I have a thing with language. An English major, I speak and write a bit more formally than most. Friends who read early drafts of my books tell me that no one talks like my characters. I revise to write contractions, choose ordinary words, and make common dialogue mistakes. “She and I went shopping,” becomes “Her and I went shopping.” Ugh, but fair enough if I want my stories to sound like they’re not peopled by English scholars of the 19th century. Even if my hand hurts writing such language indignities.
You would think someone who’d worked with kids for so many years wouldn’t make so many errors with language. You may know that a teen who “throws shade” just insulted someone. That one who says, “I’m weak,” is falling on the floor laughing. I only mention all this to set up what happened in my first high school art class.
The class was top loaded with gangly, energetic boys and flirty, imperious girls. Inquisitive, talented students I loved working with. Rich children who vacationed in Paris and Israel, skied at Aspen, surfed in Hawaii, sailed past icebergs in Alaska, and drove brand new cars at sixteen. (More expensive cars than mine.) After too many long moments where I tried to get them to stop talking and start their projects, I would finally say, “Get busy.” Which brought a round of hoots and promises to do exactly that. Sadly, it took me far too long to realize my mistake.
“Get busy” meant to have sex. And “being busy” meant the act was already in play – thankfully not in my class.
I taught art well. Our graduates came back from their first semester of college to tell me they finally understood why I taught the demanding art curriculum they’d mastered. In college art classes they were the stars. Talented, yes, and prepared to think, inquire, and apply skills.

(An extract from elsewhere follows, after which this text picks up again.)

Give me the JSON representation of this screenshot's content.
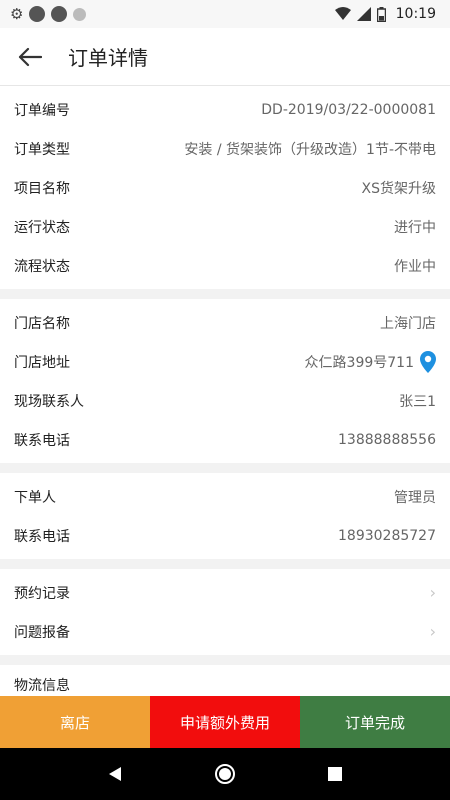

They also taught me a thing or two. I may have majored in English, but I didn’t know everything about language until I taught my first high school students.
Photo courtesy Pixabay.com